Josh South from South Industries, who works closely with Monolithic, flew out to Hawaii a few months later with a small crew to help King get the project underway. “They explained how they did everything,” she recalls. “They were such sweethearts.”
Things got complicated once the team departed, though, as King dealt with contractors who were skeptical about building a round house. “Even halfway through the build, they were asking, ‘Are you sure you want to build a dome? Are you sure you’re doing the right thing?’” she remembers.
Many of the homesites in the Waimea Valley are in the hands of families who have lived there for generations. Naturally, neighbors took notice of the fair-haired stranger who parked a pink dune buggy in their midst and pitched a tent. But no one made a move for months. “Later, I found out why,” King says. “They weren’t sure whether I was a ninja or was nuts.”
One day, as she was digging on-site with a backhoe, King spotted one of the more prominent neighbors driving by. The car slowed as the woman peered out, obviously trying to make sense of what she was seeing.
The next day, the neighbor approached King at the local grocery store, introduced herself, and stuck out her hand to shake. King hesitated, afraid she’d squeeze her neighbor’s hand too tightly.
“I’m kind of muscular that way, and I didn’t want to be intimidating,” she says. “And she sticks her hand out and gives me the handshake I was trying to avoid giving her. So, I gave it back to her, and right away, we clicked. We’ve been close ever since.”
The New Dream

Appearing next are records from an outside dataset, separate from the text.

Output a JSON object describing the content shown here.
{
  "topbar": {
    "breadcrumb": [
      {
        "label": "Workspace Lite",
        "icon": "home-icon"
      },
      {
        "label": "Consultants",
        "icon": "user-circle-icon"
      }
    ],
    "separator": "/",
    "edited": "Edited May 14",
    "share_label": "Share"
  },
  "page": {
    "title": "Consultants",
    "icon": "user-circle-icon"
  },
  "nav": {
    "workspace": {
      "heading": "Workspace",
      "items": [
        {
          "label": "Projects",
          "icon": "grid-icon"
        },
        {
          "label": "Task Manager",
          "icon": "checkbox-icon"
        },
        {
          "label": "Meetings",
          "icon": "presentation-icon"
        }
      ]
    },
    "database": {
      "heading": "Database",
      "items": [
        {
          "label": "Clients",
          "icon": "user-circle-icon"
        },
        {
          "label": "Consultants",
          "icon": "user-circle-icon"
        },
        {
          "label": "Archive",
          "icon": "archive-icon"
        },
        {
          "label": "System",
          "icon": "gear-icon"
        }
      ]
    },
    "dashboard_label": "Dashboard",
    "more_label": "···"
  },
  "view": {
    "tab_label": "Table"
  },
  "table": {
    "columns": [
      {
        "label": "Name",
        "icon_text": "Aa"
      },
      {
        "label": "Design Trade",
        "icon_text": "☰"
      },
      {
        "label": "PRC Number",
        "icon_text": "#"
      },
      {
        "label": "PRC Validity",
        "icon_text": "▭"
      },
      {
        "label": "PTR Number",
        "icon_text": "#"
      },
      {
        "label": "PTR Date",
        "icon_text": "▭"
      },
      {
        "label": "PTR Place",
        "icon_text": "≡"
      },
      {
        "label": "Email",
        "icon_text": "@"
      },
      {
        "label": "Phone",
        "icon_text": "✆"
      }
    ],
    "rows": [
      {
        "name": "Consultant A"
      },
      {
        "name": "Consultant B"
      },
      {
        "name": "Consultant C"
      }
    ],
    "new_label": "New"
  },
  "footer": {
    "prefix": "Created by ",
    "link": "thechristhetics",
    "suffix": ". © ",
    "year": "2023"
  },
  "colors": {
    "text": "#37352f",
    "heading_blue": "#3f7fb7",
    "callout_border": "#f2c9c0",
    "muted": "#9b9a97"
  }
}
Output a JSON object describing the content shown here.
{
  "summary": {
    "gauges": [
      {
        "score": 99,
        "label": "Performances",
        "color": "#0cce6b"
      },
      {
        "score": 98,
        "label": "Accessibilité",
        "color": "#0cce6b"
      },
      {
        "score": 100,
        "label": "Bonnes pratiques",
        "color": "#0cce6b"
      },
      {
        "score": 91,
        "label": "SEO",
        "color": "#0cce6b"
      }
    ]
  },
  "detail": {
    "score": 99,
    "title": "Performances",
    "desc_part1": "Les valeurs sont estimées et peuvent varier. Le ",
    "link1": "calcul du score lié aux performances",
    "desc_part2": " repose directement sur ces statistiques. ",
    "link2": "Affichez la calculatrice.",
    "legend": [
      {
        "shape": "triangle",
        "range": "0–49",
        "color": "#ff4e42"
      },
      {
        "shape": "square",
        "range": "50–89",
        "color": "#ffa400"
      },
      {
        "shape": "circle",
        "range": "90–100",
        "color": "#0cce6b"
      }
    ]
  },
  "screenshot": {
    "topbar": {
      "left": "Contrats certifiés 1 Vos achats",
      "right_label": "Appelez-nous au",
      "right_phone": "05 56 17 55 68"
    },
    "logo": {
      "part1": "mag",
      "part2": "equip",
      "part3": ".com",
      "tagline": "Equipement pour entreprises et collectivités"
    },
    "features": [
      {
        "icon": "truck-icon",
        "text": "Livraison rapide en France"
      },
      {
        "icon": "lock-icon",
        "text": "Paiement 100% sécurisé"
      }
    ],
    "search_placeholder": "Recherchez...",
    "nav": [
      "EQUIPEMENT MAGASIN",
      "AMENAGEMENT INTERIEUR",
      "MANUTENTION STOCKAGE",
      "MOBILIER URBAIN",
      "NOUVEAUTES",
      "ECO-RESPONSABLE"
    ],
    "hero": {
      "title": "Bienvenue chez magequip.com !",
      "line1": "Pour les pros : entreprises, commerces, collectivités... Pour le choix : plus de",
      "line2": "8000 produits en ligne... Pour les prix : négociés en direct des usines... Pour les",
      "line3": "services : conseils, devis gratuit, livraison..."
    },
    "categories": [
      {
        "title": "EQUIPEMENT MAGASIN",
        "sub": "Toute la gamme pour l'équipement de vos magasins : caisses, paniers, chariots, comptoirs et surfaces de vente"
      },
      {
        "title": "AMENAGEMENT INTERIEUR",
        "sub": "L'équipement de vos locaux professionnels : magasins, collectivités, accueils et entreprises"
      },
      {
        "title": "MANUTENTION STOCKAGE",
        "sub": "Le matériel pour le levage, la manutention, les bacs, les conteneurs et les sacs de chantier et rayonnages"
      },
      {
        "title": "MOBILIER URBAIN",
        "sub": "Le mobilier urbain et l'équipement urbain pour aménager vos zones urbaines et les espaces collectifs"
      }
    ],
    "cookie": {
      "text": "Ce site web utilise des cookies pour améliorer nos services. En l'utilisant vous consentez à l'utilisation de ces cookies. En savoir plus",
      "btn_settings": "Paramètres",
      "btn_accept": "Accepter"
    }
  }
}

The only thing that could drag Jo King away from her dream here is the promise of another dream. Plagued with pain since the car crash in high school, she finally found drug-free relief with sessions in a sensory deprivation tank, which is sometimes called flotation therapy in therapeutic use.
The enclosed space of a flotation tank shuts out light and sound, leaving a person floating in warm, salted water. It helped her so much, she bought her own and began booking private flotation sessions as well. She wasn’t sure what to expect, but what she saw as people emerged from those tanks made a deep impression.
“I can tell you stories that will make you cry,” she says. “I can tell you stories that will blow your mind. There were miracles in front of me.”
One was a military veteran who normally required a long list of medications to function.
“He said he felt a difference after the first one and was able to get off some of his medication,” she says. “Long story short—the guy’s getting his life back, mentally and physically.”
He returned, and he brought comrades with everything ranging from PTSD to migraines. Watching how well they responded, King saw a need for something on a larger scale that could serve more people. So she has put the Kauai dome on the market and is planning a facility consisting of two domes housing flotation tanks, rehabilitation spaces, client lodging, and more.
The facility will be tailored to the needs of veterans who could support each other in recovery as they did on the battlefield. It also helps King gain some perspective on her life and what drives her.
“Van Gogh cut his ear off because he was frustrated,” King says. “He had a painting in his head, but he couldn’t visualize it enough to put on the paper. At least he was lucky enough to know it was a painting in his head. I didn’t have a clue about what was driving me, and that was my frustration.”
Frustration has turned to focus, though, as she works toward the new facility.